Assigned task:
Whenever a line below includes the string "vendingmachines", show it.

──────── Data for review ────────

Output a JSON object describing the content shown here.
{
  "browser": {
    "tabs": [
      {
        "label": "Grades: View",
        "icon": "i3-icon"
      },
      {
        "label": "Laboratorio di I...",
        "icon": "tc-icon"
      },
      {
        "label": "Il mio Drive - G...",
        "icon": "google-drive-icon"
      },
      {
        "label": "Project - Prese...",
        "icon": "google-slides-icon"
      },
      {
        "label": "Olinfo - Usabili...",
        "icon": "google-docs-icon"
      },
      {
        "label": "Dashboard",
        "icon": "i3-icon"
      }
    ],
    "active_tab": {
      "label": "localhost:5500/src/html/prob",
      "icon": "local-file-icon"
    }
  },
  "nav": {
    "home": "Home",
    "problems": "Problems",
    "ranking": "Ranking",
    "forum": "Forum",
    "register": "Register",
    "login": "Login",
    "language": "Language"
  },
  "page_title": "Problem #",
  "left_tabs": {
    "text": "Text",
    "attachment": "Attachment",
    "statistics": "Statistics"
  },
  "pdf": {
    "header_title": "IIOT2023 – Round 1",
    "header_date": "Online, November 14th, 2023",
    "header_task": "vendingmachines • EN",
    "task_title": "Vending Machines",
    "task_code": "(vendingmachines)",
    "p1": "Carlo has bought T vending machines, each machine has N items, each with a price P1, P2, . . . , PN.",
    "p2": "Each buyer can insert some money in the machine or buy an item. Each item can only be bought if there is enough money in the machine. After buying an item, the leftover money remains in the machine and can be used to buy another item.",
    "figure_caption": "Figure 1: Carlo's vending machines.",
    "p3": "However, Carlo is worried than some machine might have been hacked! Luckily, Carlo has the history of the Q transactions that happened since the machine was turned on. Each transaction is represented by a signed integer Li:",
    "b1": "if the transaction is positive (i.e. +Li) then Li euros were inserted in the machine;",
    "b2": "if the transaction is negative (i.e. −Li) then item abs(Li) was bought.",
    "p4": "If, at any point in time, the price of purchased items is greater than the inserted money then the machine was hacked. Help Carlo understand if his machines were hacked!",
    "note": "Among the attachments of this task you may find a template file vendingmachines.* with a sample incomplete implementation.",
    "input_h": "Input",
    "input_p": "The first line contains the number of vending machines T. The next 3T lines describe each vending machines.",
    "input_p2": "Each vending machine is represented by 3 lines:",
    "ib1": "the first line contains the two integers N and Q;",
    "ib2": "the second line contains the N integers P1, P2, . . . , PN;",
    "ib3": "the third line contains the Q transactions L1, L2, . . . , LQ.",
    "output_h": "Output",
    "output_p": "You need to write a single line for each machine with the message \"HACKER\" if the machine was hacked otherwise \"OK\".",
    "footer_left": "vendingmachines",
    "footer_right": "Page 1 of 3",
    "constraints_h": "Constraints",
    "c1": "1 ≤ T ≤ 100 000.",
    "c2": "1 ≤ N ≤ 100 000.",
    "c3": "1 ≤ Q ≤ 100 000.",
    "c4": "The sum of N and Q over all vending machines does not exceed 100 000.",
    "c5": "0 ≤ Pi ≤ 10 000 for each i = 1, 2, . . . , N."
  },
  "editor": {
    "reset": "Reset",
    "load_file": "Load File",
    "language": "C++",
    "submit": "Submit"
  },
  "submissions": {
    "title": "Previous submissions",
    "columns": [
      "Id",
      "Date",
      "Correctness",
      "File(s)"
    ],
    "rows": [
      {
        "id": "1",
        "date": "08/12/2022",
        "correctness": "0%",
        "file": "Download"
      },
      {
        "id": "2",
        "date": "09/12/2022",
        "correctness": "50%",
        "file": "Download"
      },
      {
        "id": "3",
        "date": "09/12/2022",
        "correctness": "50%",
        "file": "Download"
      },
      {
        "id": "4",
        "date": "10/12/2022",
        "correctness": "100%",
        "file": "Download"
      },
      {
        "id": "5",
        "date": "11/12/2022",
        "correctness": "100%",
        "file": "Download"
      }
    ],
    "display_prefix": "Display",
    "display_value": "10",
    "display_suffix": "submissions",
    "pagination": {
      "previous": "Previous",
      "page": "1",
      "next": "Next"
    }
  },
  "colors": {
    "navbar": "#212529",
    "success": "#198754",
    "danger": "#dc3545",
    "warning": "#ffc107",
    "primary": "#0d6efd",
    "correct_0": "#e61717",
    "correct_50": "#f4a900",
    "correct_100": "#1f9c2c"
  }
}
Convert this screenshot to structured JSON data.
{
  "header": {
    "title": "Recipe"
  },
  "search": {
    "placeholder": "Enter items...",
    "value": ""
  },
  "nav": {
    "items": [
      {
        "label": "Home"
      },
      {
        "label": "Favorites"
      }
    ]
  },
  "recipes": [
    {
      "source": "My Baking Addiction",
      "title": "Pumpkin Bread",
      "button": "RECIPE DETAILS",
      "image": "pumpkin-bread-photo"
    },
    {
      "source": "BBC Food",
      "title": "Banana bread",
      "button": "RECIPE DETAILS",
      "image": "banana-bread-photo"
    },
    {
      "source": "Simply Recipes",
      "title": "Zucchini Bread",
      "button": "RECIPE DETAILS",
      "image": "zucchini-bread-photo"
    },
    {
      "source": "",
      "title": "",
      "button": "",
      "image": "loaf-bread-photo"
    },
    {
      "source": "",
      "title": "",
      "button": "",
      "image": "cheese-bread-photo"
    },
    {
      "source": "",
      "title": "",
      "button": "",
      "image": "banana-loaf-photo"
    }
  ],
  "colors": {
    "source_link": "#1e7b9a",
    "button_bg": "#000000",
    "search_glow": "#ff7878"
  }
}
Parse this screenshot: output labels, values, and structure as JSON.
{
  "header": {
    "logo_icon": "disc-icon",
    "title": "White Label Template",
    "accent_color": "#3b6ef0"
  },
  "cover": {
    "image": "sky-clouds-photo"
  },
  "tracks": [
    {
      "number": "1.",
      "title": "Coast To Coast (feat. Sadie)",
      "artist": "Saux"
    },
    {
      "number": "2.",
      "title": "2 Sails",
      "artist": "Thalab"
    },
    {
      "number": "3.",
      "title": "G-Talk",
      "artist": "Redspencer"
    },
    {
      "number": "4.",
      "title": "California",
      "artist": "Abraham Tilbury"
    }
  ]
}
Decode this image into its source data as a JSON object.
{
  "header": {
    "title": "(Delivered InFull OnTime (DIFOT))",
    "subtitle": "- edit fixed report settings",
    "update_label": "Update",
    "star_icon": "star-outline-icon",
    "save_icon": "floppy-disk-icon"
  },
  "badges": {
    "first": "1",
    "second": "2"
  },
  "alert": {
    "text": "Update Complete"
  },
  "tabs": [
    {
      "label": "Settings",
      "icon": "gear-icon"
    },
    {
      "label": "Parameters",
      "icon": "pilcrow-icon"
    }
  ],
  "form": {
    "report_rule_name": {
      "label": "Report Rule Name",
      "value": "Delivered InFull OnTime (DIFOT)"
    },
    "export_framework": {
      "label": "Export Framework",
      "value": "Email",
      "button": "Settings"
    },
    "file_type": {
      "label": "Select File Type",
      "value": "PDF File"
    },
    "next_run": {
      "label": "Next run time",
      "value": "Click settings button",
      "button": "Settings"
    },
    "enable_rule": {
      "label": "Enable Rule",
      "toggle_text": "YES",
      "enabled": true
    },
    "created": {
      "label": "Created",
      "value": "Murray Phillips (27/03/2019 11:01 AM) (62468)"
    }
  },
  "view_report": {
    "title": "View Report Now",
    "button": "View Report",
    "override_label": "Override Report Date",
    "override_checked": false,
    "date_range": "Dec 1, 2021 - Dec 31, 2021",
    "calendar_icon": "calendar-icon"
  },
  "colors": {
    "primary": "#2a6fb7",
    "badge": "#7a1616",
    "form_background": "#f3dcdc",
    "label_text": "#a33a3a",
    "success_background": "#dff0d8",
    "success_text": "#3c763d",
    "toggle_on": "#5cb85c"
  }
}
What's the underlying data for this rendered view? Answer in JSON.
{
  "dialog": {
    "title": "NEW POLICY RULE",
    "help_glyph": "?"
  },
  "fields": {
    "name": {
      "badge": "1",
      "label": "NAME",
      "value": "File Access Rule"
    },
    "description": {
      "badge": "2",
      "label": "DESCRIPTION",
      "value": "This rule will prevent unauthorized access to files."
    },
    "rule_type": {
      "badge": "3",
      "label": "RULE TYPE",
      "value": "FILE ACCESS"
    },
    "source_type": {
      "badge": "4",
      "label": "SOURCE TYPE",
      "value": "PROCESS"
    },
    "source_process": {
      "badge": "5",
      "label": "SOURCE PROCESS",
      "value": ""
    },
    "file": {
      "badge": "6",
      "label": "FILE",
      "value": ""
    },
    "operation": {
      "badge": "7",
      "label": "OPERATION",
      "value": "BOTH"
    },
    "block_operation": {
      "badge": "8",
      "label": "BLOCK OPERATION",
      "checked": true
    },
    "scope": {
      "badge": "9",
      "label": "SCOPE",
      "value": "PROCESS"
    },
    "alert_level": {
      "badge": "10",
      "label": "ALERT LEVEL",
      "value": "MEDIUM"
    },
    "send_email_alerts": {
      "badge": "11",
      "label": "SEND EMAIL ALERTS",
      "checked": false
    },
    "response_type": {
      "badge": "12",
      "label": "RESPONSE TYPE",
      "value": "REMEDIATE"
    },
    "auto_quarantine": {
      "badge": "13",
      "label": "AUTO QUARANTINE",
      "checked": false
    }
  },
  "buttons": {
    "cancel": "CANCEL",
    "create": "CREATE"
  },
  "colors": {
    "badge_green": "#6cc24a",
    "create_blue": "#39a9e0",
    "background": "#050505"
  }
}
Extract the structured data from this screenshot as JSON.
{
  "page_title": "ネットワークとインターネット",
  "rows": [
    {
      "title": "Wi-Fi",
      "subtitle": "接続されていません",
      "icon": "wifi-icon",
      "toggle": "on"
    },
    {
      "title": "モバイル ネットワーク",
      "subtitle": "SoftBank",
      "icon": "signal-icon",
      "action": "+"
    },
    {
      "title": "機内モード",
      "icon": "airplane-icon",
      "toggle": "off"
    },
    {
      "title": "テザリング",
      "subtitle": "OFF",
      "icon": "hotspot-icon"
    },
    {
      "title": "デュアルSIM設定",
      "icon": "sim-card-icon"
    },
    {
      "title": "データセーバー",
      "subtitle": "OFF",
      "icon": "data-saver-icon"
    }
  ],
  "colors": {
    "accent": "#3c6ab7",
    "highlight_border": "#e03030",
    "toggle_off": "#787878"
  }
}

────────

Reply to the exercise:
    "header_task": "vendingmachines • EN",
    "task_code": "(vendingmachines)",
    "note": "Among the attachments of this task you may find a template file vendingmachines.* with a sample incomplete implementation.",
    "footer_left": "vendingmachines",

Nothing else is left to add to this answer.